Me: I just got chills! Wow! I love this story. And I so understand about crying over 2nd place. I’ve cried over 3rd place. I think so often we set the highest standards for ourselves and feel like a failure when we don’t quite reach them–no matter how close we are.
How do you deal with rejection or bad reviews? What advice can you give others about how to handle rejection and bad reviews?
Pintip: Easy. Don’t read reviews.
The answer is so simple, and yet, it is SO hard to follow someone else’s advice. Before my first book debuted, I knew about this wisdom, too. But how can you not read the thoughts of your readers — when you’ve never even had readers before? It was nearly impossible for me. I was dying to know everyone’s reactions, and in the beginning, I would devour reviews. The good stuff was amazing. They made me feel on top of the world and brought tears to my eyes and re-affirmed to me: yes, this is why I write. The bad stuff was . . . not so amazing.
It’s different for every writer, but for me, I learned in about two months that reading reviews was really not very healthy for me. So I quit the habit cold-turkey. These days, I almost don’t read any reviews at all, good or bad. The only exceptions I make are usually when someone tags me or sends me a review, and I know that it will be positive (mostly), but I’ve been tricked even in that case.
Like I said, this is a personal decision for each author, but I have to say my life and stress levels improved dramatically when I stopped reading reviews.
Me: Tell me a little bit about your second contemporary thriller THE DARKEST LIE.
Is it better to live with a lie, or risk everything for the truth?
In Pintip Dunn’s gripping and timely novel, a young woman whose life unravels in the wake of her mother’s alleged suicide sets out to clear her name.
“The mother I knew would never do those things. But maybe I never knew her after all.”
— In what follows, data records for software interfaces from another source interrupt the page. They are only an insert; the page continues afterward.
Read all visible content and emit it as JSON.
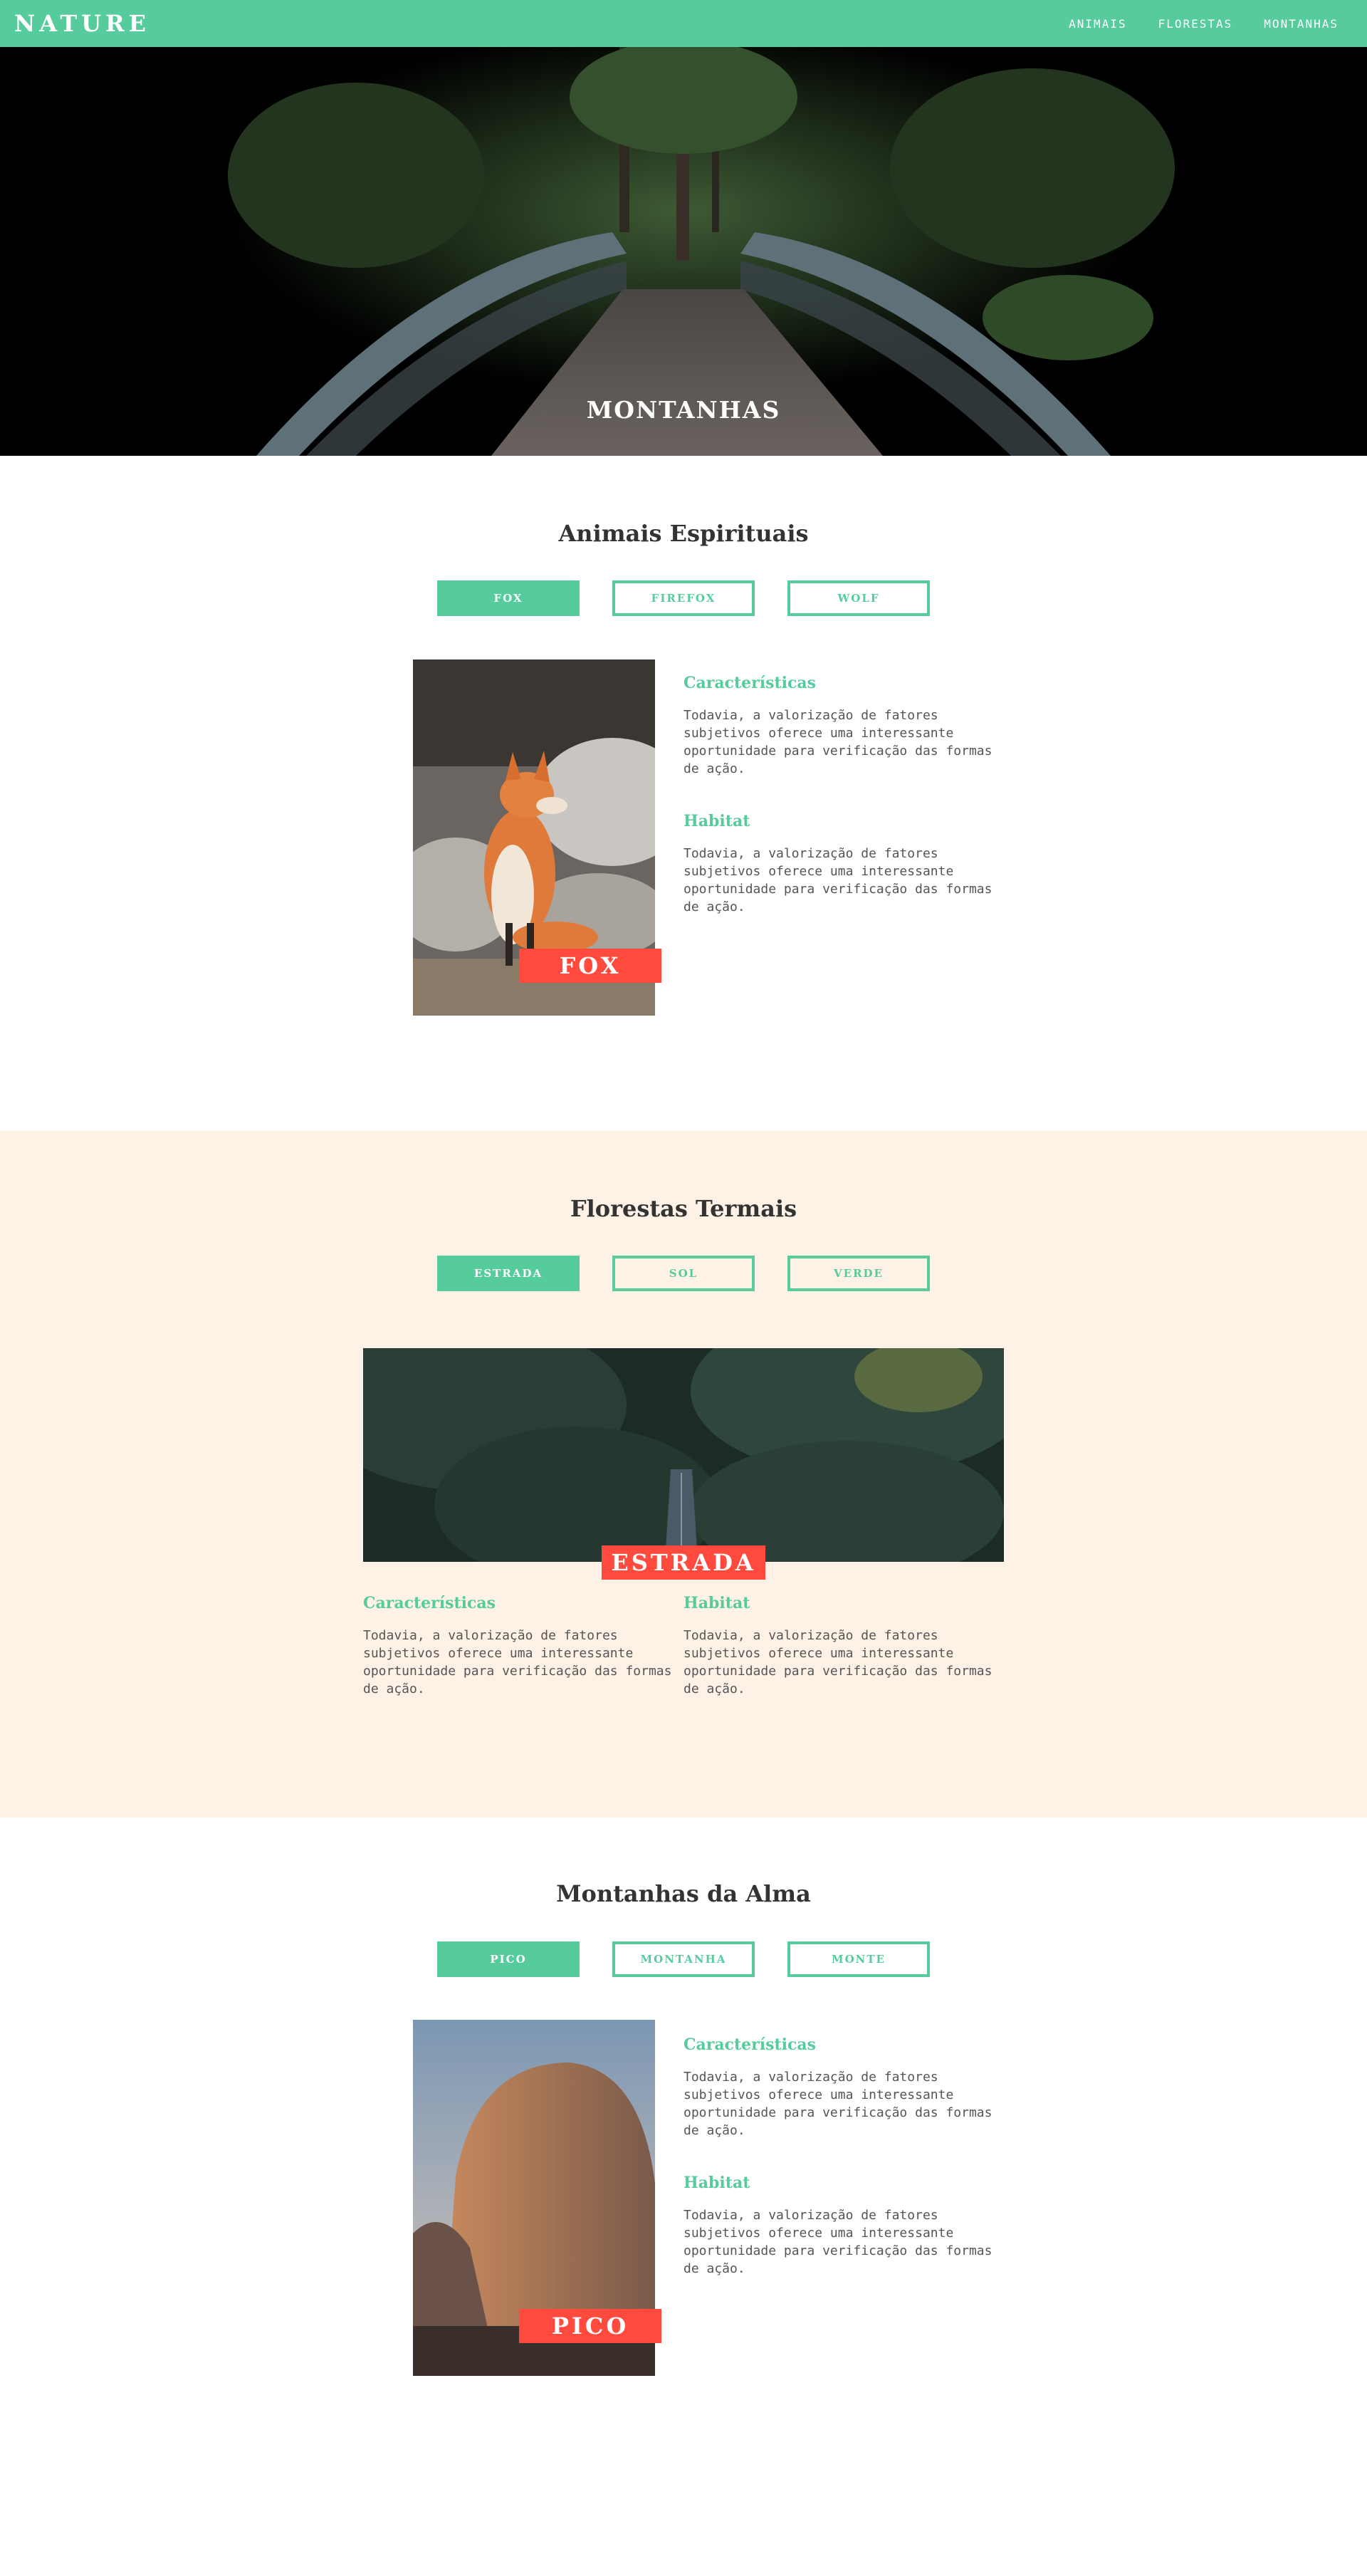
{
  "header": {
    "logo": "NATURE",
    "nav": [
      "ANIMAIS",
      "FLORESTAS",
      "MONTANHAS"
    ]
  },
  "hero": {
    "title": "MONTANHAS"
  },
  "animais": {
    "title": "Animais Espirituais",
    "tabs": [
      "FOX",
      "FIREFOX",
      "WOLF"
    ],
    "active_tab": "FOX",
    "badge": "FOX",
    "info": [
      {
        "heading": "Características",
        "text": "Todavia, a valorização de fatores subjetivos oferece uma interessante oportunidade para verificação das formas de ação."
      },
      {
        "heading": "Habitat",
        "text": "Todavia, a valorização de fatores subjetivos oferece uma interessante oportunidade para verificação das formas de ação."
      }
    ]
  },
  "florestas": {
    "title": "Florestas Termais",
    "tabs": [
      "ESTRADA",
      "SOL",
      "VERDE"
    ],
    "active_tab": "ESTRADA",
    "badge": "ESTRADA",
    "info": [
      {
        "heading": "Características",
        "text": "Todavia, a valorização de fatores subjetivos oferece uma interessante oportunidade para verificação das formas de ação."
      },
      {
        "heading": "Habitat",
        "text": "Todavia, a valorização de fatores subjetivos oferece uma interessante oportunidade para verificação das formas de ação."
      }
    ]
  },
  "montanhas": {
    "title": "Montanhas da Alma",
    "tabs": [
      "PICO",
      "MONTANHA",
      "MONTE"
    ],
    "active_tab": "PICO",
    "badge": "PICO",
    "info": [
      {
        "heading": "Características",
        "text": "Todavia, a valorização de fatores subjetivos oferece uma interessante oportunidade para verificação das formas de ação."
      },
      {
        "heading": "Habitat",
        "text": "Todavia, a valorização de fatores subjetivos oferece uma interessante oportunidade para verificação das formas de ação."
      }
    ]
  },
  "colors": {
    "accent": "#56cc9d",
    "badge": "#ff4a3d",
    "section_alt_bg": "#fef1e6",
    "title": "#333333"
  }
}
Clothes, jokes, coded messages…Cecilia Brooks and her mom shared everything. At least, CeCe thought they did. Six months ago, her mom killed herself after accusations of having sex with a student, and CeCe’s been the subject of whispers and taunts ever since. Now, at the start of her high school senior year, between dealing with her grieving, distracted father, and the social nightmare that has become her life, CeCe just wants to fly under the radar. Instead, she’s volunteering at the school’s crisis hotline—the same place her mother worked.
As she counsels troubled strangers, CeCe’s lingering suspicions about her mom’s death resurface. With the help of Sam, a new student and newspaper intern, she starts to piece together fragmented clues that point to a twisted secret at the heart of her community. Soon, finding the truth isn’t just a matter of restoring her mother’s reputation, it’s about saving lives—including CeCe’s own…
Me: Please, share a few of your favorite paragraphs with us.
My mother was chaos and passion, devastation and joy. Dad used to say you could reach into her eyes and pull out a song. Well, her eyes are closed now, and I’m not sure there’ll be any music in my life, ever again.
This is my favorite quote of the entire book. CeCe is conflicted about her mother’s death. She feels a lot of rage that Tabitha left her the way she did — without a final note and seemingly caring more about a high school boy than she did her own daughter. But at the core of CeCe’s emotions is deep, devastating grief. She loved her mother with ever inch of her being, and she doesn’t know how to make sense of her life without Tabitha in it.
I lost my own mother when I was five years old. Although the circumstances of her death were vastly different, I have felt her absence like a hole in my heart my entire life. This passage evokes those feelings of yearning and grief, and that’s why I love it.
Purchase the THE DARKEST LIE:
See more of Pintip:
Abbie Roads writes dark emotional novels featuring damaged characters, but always gives her hero and heroine a happy ending… after torturing them for three hundred pages. Her first novel RACE THE DARKNESS is available for pre-order now!
Check out her second Novel HUNT THE DAWN !
*Formatted by Manny Goodman